Modern dental fillings use a type of material known as composite. Composite is a resin material that is placed into the tooth in a doughy or thick liquid state. After placement, the doctor or assistant applies a blue light, called a curing light, to harden or cure the material.
Composite forms a physical bond to tooth structure, which older metal mercury based materials did not do. This allows the fillings to be stronger at smaller sizes. Dentists can place fillings that are more conservative of tooth structure when using composite.
Obviously, composite represents a huge cosmetic improvement over metal fillings, as they can be shade matched to the natural color of the patient’s teeth. Composite fillings can be almost invisible.
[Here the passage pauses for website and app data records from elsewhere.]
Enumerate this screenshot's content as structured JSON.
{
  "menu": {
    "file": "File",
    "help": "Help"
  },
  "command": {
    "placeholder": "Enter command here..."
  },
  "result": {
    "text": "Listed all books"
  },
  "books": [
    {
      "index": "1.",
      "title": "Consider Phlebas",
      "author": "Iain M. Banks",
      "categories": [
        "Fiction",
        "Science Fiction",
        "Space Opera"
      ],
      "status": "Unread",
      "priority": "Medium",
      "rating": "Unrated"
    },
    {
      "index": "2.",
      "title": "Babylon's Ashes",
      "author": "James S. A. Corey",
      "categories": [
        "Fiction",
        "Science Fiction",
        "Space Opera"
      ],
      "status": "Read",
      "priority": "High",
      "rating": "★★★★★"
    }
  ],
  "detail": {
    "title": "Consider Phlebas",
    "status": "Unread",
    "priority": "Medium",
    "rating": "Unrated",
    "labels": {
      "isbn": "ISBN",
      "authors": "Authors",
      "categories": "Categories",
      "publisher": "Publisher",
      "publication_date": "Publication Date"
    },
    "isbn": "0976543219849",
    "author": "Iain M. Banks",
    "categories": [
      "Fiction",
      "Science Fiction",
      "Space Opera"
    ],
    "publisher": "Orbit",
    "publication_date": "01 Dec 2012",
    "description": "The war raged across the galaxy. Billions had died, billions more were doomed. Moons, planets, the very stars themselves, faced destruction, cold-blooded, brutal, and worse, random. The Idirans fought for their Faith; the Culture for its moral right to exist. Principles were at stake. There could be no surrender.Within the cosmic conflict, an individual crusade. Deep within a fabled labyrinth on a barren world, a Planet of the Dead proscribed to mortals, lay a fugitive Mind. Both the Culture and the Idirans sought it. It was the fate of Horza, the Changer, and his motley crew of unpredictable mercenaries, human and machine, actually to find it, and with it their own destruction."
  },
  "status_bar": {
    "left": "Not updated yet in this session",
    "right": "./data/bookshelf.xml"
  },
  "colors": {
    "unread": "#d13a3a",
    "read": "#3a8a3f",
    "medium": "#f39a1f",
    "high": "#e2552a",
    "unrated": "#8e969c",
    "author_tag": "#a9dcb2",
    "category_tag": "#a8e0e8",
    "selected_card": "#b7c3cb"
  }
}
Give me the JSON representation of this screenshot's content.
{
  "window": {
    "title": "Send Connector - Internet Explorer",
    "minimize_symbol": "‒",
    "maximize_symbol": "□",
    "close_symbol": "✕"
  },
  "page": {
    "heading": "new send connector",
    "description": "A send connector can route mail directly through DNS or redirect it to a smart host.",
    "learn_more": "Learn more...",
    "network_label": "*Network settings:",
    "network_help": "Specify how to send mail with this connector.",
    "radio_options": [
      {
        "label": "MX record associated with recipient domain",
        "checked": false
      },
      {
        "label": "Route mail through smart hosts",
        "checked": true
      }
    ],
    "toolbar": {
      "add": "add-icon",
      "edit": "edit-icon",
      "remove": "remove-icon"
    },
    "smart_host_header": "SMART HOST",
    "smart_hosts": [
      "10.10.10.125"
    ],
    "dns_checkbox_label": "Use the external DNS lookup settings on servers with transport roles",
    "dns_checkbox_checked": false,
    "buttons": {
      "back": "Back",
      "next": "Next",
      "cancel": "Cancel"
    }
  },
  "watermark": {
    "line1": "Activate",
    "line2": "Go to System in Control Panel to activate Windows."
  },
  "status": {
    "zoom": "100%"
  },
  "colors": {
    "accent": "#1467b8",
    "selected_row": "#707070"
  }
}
Also, corrosion products that build up around metal fillings cause a permanent blue-gray discoloration of the tooth itself. This discoloration remains even after removal of the metal filling. Composite filling does not itself cause staining of a tooth.